> **What you are asked to do**: Write each entry out once more, please, precisely as shown.

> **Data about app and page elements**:
# # # # # # #

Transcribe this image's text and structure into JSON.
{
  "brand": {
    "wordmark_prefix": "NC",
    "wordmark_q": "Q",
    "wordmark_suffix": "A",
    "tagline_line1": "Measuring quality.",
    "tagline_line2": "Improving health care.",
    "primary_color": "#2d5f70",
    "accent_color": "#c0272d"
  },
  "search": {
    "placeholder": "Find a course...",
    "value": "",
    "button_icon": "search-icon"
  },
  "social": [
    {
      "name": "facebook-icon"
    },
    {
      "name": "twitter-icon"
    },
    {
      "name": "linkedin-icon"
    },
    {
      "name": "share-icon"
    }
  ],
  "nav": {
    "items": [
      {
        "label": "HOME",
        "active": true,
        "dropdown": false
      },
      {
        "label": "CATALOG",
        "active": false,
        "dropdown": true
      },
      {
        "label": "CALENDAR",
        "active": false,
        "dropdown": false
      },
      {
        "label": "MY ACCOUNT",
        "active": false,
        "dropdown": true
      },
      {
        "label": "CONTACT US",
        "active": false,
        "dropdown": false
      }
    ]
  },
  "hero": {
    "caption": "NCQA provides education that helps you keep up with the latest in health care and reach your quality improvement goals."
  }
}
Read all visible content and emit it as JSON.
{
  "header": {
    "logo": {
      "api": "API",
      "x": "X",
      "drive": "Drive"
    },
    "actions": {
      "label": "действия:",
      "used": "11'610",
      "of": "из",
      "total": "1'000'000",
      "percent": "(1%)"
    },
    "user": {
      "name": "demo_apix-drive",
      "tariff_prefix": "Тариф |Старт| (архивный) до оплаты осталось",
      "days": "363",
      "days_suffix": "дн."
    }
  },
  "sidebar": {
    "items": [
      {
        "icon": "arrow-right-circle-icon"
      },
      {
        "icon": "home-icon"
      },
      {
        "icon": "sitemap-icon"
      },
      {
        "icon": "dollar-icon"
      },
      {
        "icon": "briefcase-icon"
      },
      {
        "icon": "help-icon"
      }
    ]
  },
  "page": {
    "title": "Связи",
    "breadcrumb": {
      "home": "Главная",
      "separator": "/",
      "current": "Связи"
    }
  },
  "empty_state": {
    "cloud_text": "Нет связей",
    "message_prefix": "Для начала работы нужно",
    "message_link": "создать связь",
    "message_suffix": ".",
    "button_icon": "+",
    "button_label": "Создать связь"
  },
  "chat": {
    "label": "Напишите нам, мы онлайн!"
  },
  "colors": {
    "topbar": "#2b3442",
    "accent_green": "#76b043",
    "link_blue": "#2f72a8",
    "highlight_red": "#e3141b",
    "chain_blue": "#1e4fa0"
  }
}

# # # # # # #

> **Solved exercise**:
Transcribe this image's text and structure into JSON.
{
  "brand": {
    "wordmark_prefix": "NC",
    "wordmark_q": "Q",
    "wordmark_suffix": "A",
    "tagline_line1": "Measuring quality.",
    "tagline_line2": "Improving health care.",
    "primary_color": "#2d5f70",
    "accent_color": "#c0272d"
  },
  "search": {
    "placeholder": "Find a course...",
    "value": "",
    "button_icon": "search-icon"
  },
  "social": [
    {
      "name": "facebook-icon"
    },
    {
      "name": "twitter-icon"
    },
    {
      "name": "linkedin-icon"
    },
    {
      "name": "share-icon"
    }
  ],
  "nav": {
    "items": [
      {
        "label": "HOME",
        "active": true,
        "dropdown": false
      },
      {
        "label": "CATALOG",
        "active": false,
        "dropdown": true
      },
      {
        "label": "CALENDAR",
        "active": false,
        "dropdown": false
      },
      {
        "label": "MY ACCOUNT",
        "active": false,
        "dropdown": true
      },
      {
        "label": "CONTACT US",
        "active": false,
        "dropdown": false
      }
    ]
  },
  "hero": {
    "caption": "NCQA provides education that helps you keep up with the latest in health care and reach your quality improvement goals."
  }
}
Read all visible content and emit it as JSON.
{
  "header": {
    "logo": {
      "api": "API",
      "x": "X",
      "drive": "Drive"
    },
    "actions": {
      "label": "действия:",
      "used": "11'610",
      "of": "из",
      "total": "1'000'000",
      "percent": "(1%)"
    },
    "user": {
      "name": "demo_apix-drive",
      "tariff_prefix": "Тариф |Старт| (архивный) до оплаты осталось",
      "days": "363",
      "days_suffix": "дн."
    }
  },
  "sidebar": {
    "items": [
      {
        "icon": "arrow-right-circle-icon"
      },
      {
        "icon": "home-icon"
      },
      {
        "icon": "sitemap-icon"
      },
      {
        "icon": "dollar-icon"
      },
      {
        "icon": "briefcase-icon"
      },
      {
        "icon": "help-icon"
      }
    ]
  },
  "page": {
    "title": "Связи",
    "breadcrumb": {
      "home": "Главная",
      "separator": "/",
      "current": "Связи"
    }
  },
  "empty_state": {
    "cloud_text": "Нет связей",
    "message_prefix": "Для начала работы нужно",
    "message_link": "создать связь",
    "message_suffix": ".",
    "button_icon": "+",
    "button_label": "Создать связь"
  },
  "chat": {
    "label": "Напишите нам, мы онлайн!"
  },
  "colors": {
    "topbar": "#2b3442",
    "accent_green": "#76b043",
    "link_blue": "#2f72a8",
    "highlight_red": "#e3141b",
    "chain_blue": "#1e4fa0"
  }
}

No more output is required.